Sensory and Behavioural Neuroscience Unit
Assistant Professor Izumi Fukunaga



There were many reasons to celebrate in Sensory and Behavioural Neuroscience Unit this year. Our first PhD student, Aliya Mari Purser successfully defended her PhD. Josefine Reuschenbach has successfully defended her PhD proposal and her work in collaboration with Janine Reinert, where they investigated how the stimulus timing affects an acquisition of a complex olfactory task has now been published in Journal of Neuroscience.


1. Staff

  • Dr. Izumi Fukunaga, Principal Investigator
  • Dr. Sander Lindeman, Researcher
  • Dr. Janine Reinert, Researcher
  • Dr. Adam Mago, Researcher
  • Dr. Aliya Purser, formerly Graduate Student (completed in September)
  • Ms. Xiaochen Fu, Graduate Student
  • Ms. Josefine Reuschenbach, Graduate Student
  • Ms. Sourjya Baibhabee Nath, Graduate Student
  • Ms. Yu-Pei Huang, Technical Staff
  • Ms. Sayori Gordon, Administrative Assistant

2. Collaborations

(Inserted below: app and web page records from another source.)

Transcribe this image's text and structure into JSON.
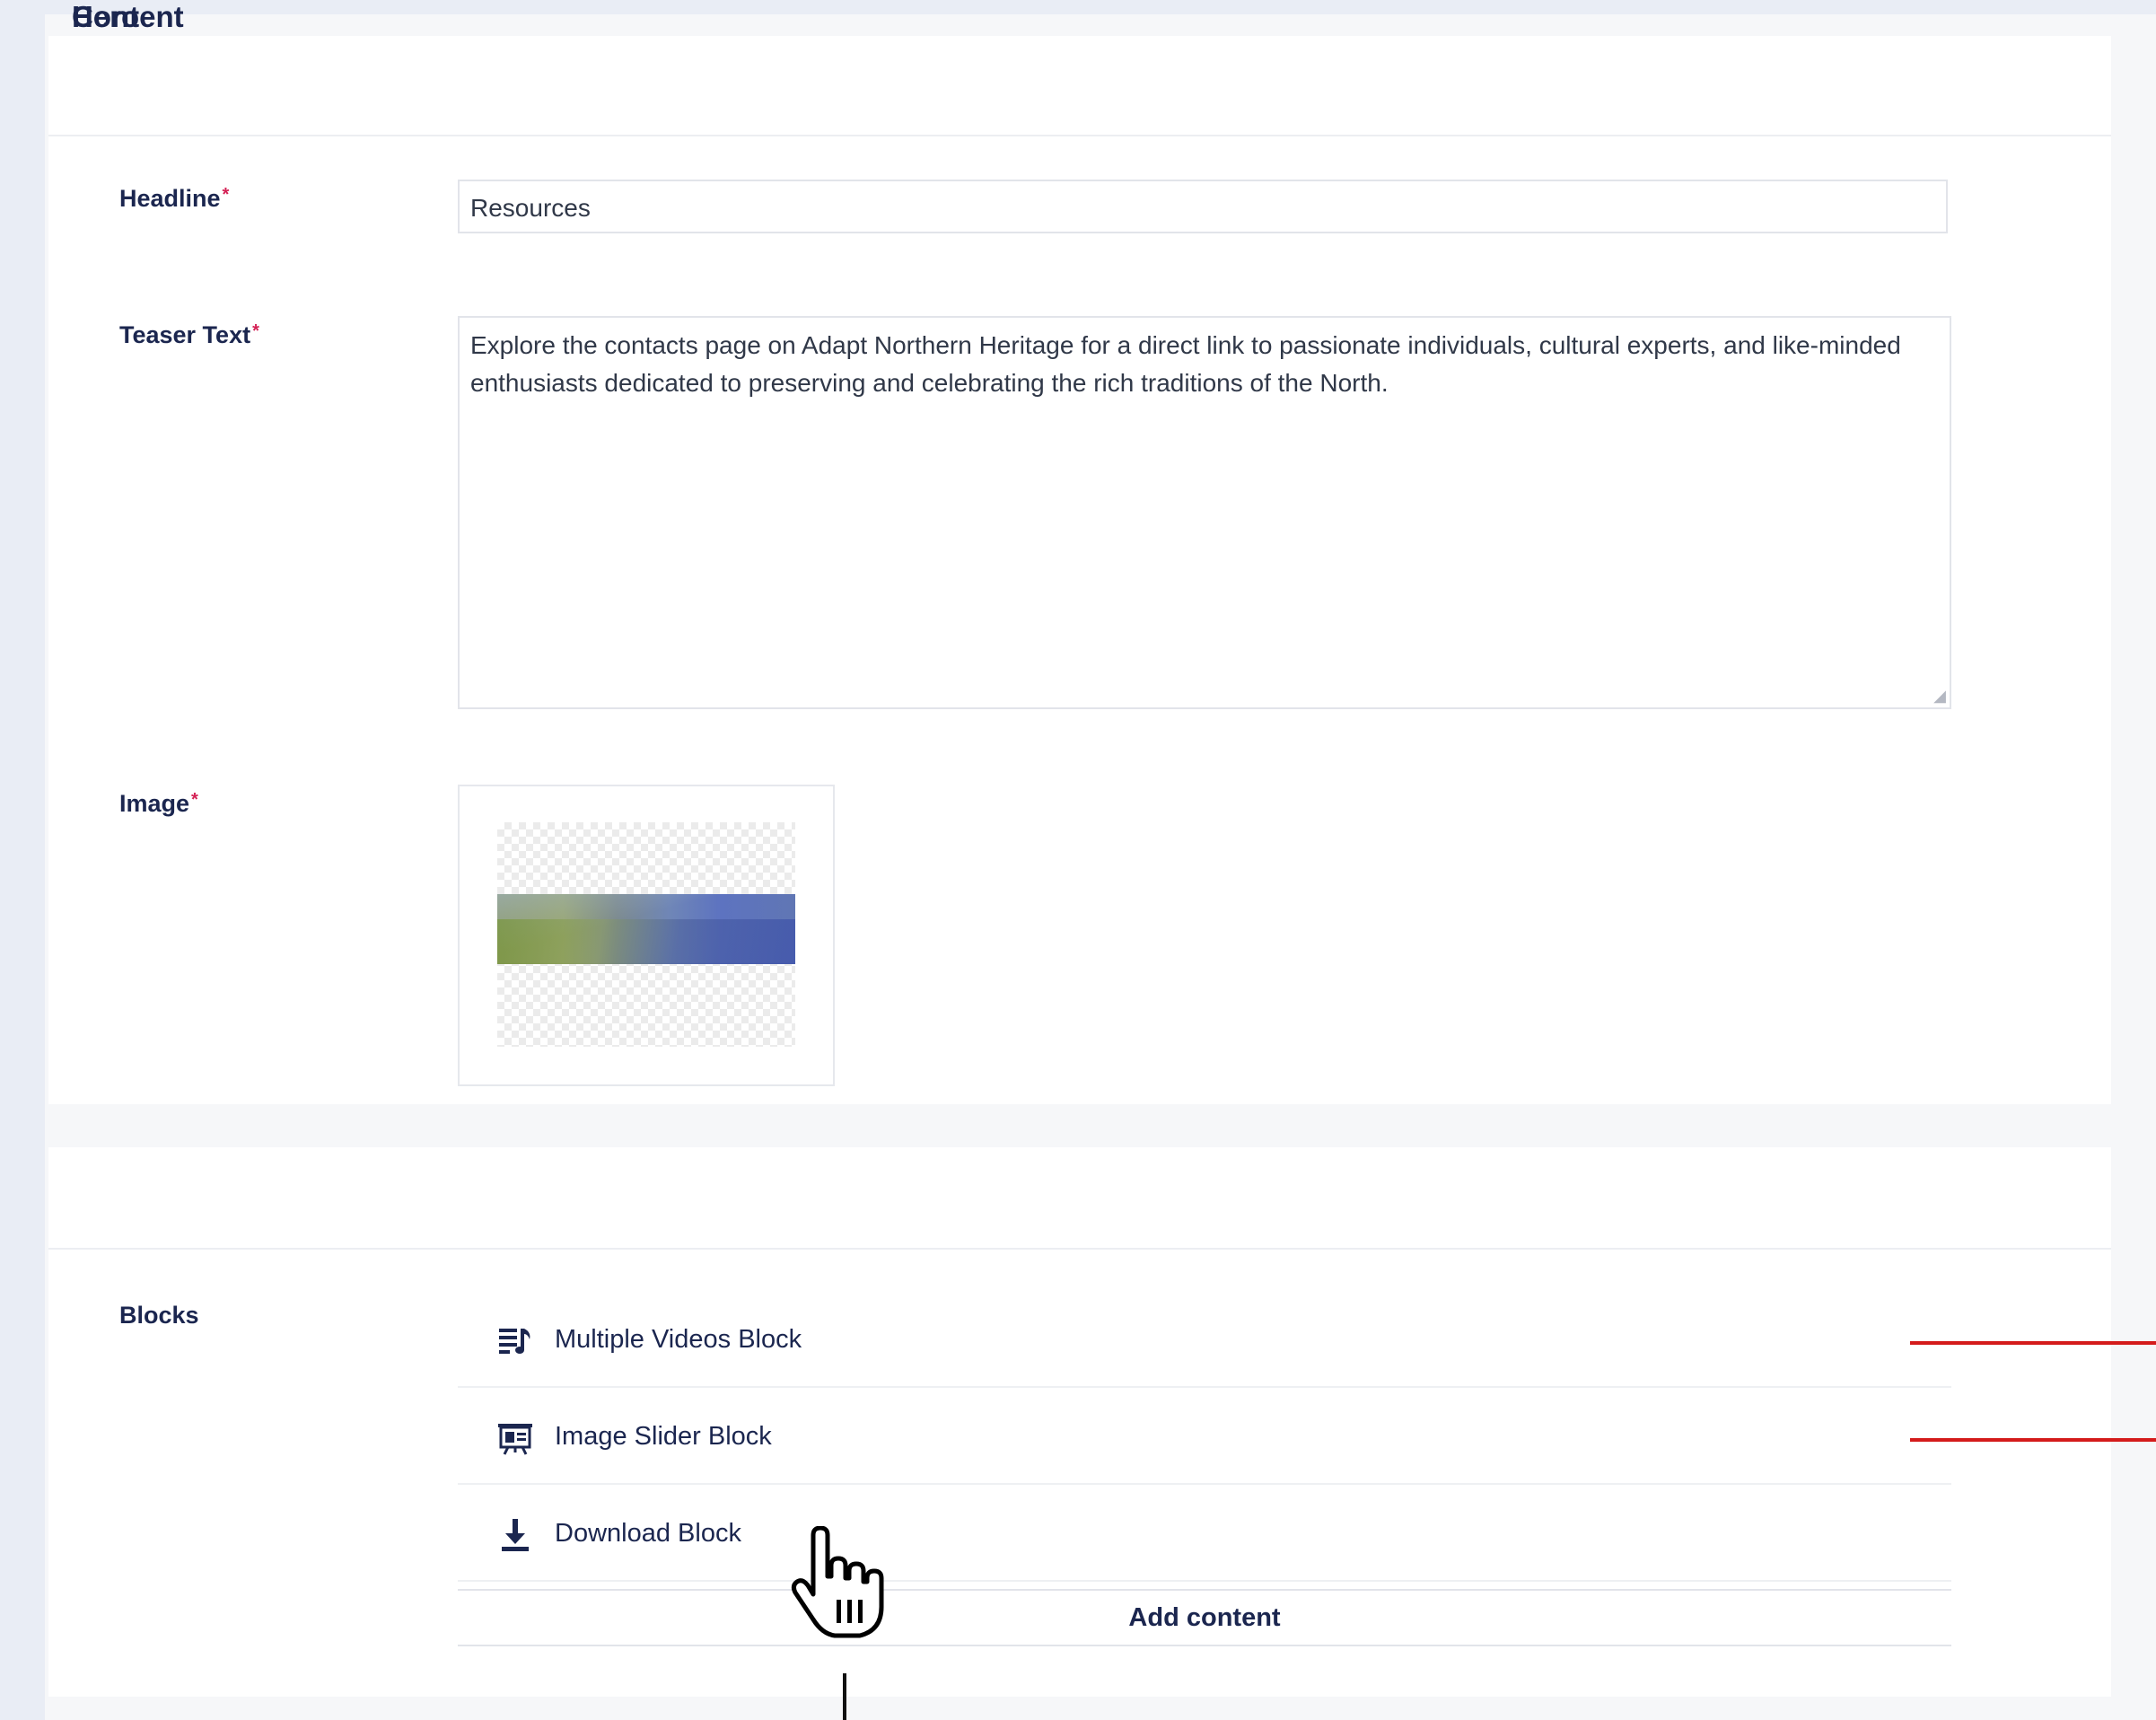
{
  "hero": {
    "title": "Hero",
    "headline": {
      "label": "Headline",
      "required_mark": "*",
      "value": "Resources"
    },
    "teaser": {
      "label": "Teaser Text",
      "required_mark": "*",
      "value": "Explore the contacts page on Adapt Northern Heritage for a direct link to passionate individuals, cultural experts, and like-minded enthusiasts dedicated to preserving and celebrating the rich traditions of the North."
    },
    "image": {
      "label": "Image",
      "required_mark": "*"
    }
  },
  "content": {
    "title": "Content",
    "blocks": {
      "label": "Blocks",
      "items": [
        {
          "label": "Multiple Videos Block",
          "icon": "video-playlist-icon"
        },
        {
          "label": "Image Slider Block",
          "icon": "image-slider-icon"
        },
        {
          "label": "Download Block",
          "icon": "download-icon"
        }
      ],
      "add_label": "Add content"
    }
  },
  "colors": {
    "required": "#d42054",
    "text": "#1b264f",
    "annotation_line": "#d41b1b"
  }
}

  • Dr Hiroaki Matsunami (Duke University)
  • Dr Hiroto Sekiguchi (Toyohashi University of Technology)
  • Dr. Svante Paabo and Dr. Xiangchun Ju (OIST Graduate University)

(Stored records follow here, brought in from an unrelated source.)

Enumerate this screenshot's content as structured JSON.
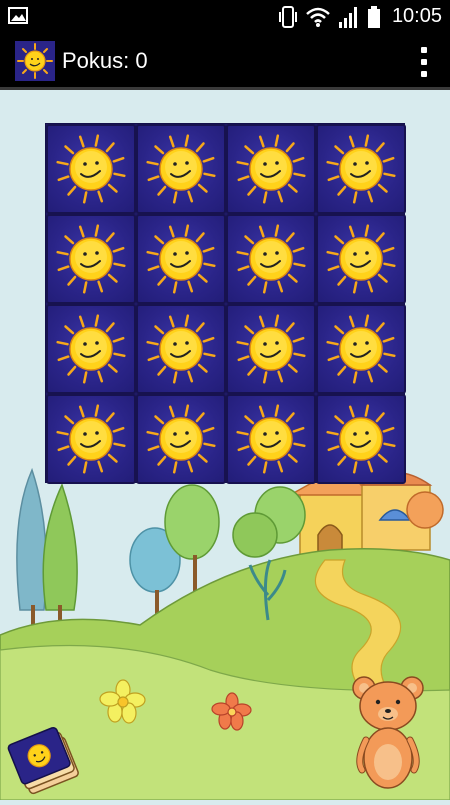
{
  "status_bar": {
    "time": "10:05",
    "icons": [
      "picture-icon",
      "vibrate-icon",
      "wifi-icon",
      "signal-icon",
      "battery-icon"
    ]
  },
  "action_bar": {
    "title": "Pokus: 0",
    "app_icon": "sun-card-icon",
    "menu_icon": "overflow-menu-icon"
  },
  "board": {
    "rows": 4,
    "cols": 4,
    "cards": [
      {
        "state": "face-down",
        "back_icon": "sun-icon"
      },
      {
        "state": "face-down",
        "back_icon": "sun-icon"
      },
      {
        "state": "face-down",
        "back_icon": "sun-icon"
      },
      {
        "state": "face-down",
        "back_icon": "sun-icon"
      },
      {
        "state": "face-down",
        "back_icon": "sun-icon"
      },
      {
        "state": "face-down",
        "back_icon": "sun-icon"
      },
      {
        "state": "face-down",
        "back_icon": "sun-icon"
      },
      {
        "state": "face-down",
        "back_icon": "sun-icon"
      },
      {
        "state": "face-down",
        "back_icon": "sun-icon"
      },
      {
        "state": "face-down",
        "back_icon": "sun-icon"
      },
      {
        "state": "face-down",
        "back_icon": "sun-icon"
      },
      {
        "state": "face-down",
        "back_icon": "sun-icon"
      },
      {
        "state": "face-down",
        "back_icon": "sun-icon"
      },
      {
        "state": "face-down",
        "back_icon": "sun-icon"
      },
      {
        "state": "face-down",
        "back_icon": "sun-icon"
      },
      {
        "state": "face-down",
        "back_icon": "sun-icon"
      }
    ]
  },
  "colors": {
    "status_bar": "#000000",
    "sky": "#d8ebee",
    "card_back": "#2a2488",
    "sun": "#ffd21a",
    "grass": "#9cc94e"
  }
}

3. Activities and Findings

3.1 Effect of stimulus timing on the acquisition of olfactory working memory

We have established an efficient method for training mice to perform an olfactory working memory task, namely, olfactory delayed nonmatch to sample task. By optimising the stimulus timings, the head-fixed mice can now learn to perform the Go/NoGo version of the task in 5 days. In this process, we unexpectedly observed that an early reward delivery caused mice to learn more slowly. Using the drift-diffusion model, we discovered that this phenomenon results from a lowering of the internal threshold to take action (mice produce licks more readily), and as a result, the sensory representation needs to be more discriminable in order to produce accurate behavioural outputs at early latencies.

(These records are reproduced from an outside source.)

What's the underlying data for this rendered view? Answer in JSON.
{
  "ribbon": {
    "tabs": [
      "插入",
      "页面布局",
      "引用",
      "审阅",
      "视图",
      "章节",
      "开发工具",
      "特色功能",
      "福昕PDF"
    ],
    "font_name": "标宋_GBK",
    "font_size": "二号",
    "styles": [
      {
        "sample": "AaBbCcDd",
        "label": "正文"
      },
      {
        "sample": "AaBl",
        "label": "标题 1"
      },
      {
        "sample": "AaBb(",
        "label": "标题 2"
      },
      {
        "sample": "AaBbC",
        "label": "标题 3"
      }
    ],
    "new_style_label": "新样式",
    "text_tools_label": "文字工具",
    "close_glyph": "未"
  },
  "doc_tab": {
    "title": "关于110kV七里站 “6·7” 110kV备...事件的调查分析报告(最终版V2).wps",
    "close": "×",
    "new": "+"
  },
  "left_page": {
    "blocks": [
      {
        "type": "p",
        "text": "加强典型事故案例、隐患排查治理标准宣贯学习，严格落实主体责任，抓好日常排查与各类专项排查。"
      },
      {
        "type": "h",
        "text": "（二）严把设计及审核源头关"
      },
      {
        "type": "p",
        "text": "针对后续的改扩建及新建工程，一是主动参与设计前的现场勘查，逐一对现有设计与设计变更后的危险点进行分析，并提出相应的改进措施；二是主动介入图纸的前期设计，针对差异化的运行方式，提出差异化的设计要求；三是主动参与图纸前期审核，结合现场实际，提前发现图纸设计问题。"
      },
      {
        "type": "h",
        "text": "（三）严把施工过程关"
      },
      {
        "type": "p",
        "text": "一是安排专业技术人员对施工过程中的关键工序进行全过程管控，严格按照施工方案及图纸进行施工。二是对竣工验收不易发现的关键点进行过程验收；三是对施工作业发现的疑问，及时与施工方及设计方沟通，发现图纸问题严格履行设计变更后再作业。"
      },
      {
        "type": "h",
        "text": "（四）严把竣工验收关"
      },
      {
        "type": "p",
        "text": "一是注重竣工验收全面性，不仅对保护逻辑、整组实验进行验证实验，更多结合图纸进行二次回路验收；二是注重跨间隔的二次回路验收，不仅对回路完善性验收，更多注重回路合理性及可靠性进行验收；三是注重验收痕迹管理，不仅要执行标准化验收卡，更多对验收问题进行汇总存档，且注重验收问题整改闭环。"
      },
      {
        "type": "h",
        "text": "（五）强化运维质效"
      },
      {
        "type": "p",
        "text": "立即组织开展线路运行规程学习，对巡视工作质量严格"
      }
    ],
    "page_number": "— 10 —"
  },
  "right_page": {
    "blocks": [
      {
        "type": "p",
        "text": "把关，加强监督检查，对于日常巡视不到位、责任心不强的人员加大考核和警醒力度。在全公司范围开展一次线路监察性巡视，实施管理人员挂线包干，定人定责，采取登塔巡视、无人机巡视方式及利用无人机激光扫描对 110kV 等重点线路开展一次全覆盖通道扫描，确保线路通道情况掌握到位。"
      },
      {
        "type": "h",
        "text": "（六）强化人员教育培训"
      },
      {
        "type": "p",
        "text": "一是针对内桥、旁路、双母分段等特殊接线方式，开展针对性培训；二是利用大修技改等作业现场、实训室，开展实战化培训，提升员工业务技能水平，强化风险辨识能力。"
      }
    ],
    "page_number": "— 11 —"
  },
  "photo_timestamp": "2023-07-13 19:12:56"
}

3.2 Use-specific tamoxifen administration for cell-type specific investigation of the olfactory bulb

In our previous work (Koldaeva et al 2021), we described a method for generating a mitral-cell selective, inducible cre-driver line. We described that a selective and relatively sparse labelling of mitral cells can be achieved using this new genetic tool. However, there are experiments for which dense labelling is crucial. Xiaochen Fu as optimised a tamoxifen administration method to achieve this (left panel above), which will come out as a protocol chapter soon. We now use this routinely for many projects in the unit.

3.3 Olfactory learning occurs in diverse forms

We reviewed the current state of our understanding of olfactory learning and memory from rodent studies. Different forms of olfactory learning involves different brain regions and mechanisms (see figure above, from Reinert & Fukunaga, 2022). It is an exciting time for the field.


4. Publications

4.1 Journals

Reinert, J.K., and Fukunaga, I. (2022). The facets of olfactory learning. Current Opinion in Neurobiology 76, 102623.

Reuschenbach, J., Reinert, J.K., Fu, X., and Fukunaga, I. (2023). Effects of stimulus timing on the acquisition of an olfactory working memory task in head-fixed mice. The Journal of Neuroscience, JN-RM-1636-1622.

4.2 Books and other one-time publications


Nothing to report

5. Intellectual Property Rights and Other Specific Achievements

Nothing to report